Hammock Shrubverbena, Small-headed Lantana
Lantana canescens

Family: Verbenaceae (ver-be-NAY-see-ee) (Info)
Genus: Lantana (lan-TAN-a) (Info)
Species: canescens (kan-ESS-kens) (Info)

Category:

Perennials

Shrubs

Tropicals and Tender Perennials

Foliage Color:

Unknown - Tell us

Bloom Characteristics:

This plant is attractive to bees, butterflies and/or birds

Water Requirements:

Drought-tolerant; suitable for xeriscaping

Where to Grow:

Unknown - Tell us

Height:

36-48 in. (90-120 cm)

4-6 ft. (1.2-1.8 m)

Spacing:

Unknown - Tell us

Hardiness:

USDA Zone 10a: to -1.1 C (30 F)

USDA Zone 10b: to 1.7 C (35 F)

Sun Exposure:

Full Sun

Danger:

Parts of plant are poisonous if ingested

Bloom Color:

White/Near White

Bloom Time:

Blooms all year

Foliage:

Evergreen

Deciduous

Aromatic

Velvet/Fuzzy-Textured

Veined

Other details:

This plant may be considered a protected species; check before digging or gathering seeds

Soil pH requirements:

6.6 to 7.5 (neutral)

7.6 to 7.8 (mildly alkaline)

7.9 to 8.5 (alkaline)

Patent Information:

Non-patented

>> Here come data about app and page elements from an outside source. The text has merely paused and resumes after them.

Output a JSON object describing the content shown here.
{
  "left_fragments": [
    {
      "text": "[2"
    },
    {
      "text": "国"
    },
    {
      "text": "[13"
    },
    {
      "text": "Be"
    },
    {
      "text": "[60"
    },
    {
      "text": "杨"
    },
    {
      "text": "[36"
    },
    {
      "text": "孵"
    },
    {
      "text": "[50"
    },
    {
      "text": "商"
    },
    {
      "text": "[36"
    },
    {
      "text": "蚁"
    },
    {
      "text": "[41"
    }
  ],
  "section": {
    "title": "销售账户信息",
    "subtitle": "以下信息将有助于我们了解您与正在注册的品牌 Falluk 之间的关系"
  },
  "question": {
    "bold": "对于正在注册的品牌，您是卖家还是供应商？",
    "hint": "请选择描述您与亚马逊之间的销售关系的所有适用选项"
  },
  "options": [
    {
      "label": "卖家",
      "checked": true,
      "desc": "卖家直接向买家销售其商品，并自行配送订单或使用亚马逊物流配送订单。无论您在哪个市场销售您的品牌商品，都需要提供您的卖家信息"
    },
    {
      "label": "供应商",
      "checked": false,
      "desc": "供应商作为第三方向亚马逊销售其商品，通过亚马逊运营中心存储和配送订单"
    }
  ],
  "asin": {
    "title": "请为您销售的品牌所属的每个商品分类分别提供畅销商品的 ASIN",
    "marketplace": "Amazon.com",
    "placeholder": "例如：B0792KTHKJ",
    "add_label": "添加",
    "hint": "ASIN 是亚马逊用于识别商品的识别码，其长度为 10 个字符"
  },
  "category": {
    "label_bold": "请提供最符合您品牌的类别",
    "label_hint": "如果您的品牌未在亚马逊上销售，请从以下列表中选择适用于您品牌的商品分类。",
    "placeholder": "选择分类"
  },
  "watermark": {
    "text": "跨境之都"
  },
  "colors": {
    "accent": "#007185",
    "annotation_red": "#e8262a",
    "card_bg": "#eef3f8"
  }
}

Propagation Methods:

From herbaceous stem cuttings

From softwood cuttings

From seed; winter sow in vented containers, coldframe or unheated greenhouse

From seed; sow indoors before last frost

From seed; direct sow after last frost

By simple layering

Seed Collecting:

Unblemished fruit must be significantly overripe before harvesting seed; clean and dry seeds

Regional

This plant has been said to grow in the following regions:

Miami, Florida

Gardeners' Notes:

0
positives
1
neutral
0
negatives
RatingContent
Neutral

On Jan 31, 2009, htop from San Antonio, TX (Zone 8b) wrote:

I ahve not grown this plant. Hammock shrubverbena, small-headed lantana, small headed, small head lantana (Lantana canescens) is a native shrub that is found only in small populations in Texas (only in Hidalgo County) and Florida (small population in Miami-Dade County along hammock margins and is extremely rare). It has been declared endangered in Florida. Hammock shrubverbena is native to the West Indies. It has very small bloom heads that have tubular 5, irregularly lobed white blooms with yellow centers similar to those of Lantana involucrata. L. canescens blooms appear in in flattened clusters at the ends of long stalks that emerge from the angle of leaf axils. L. involucrata flowers are often violet-tinged and L. canescens are not. L. canescens does not produce purple or bl... read more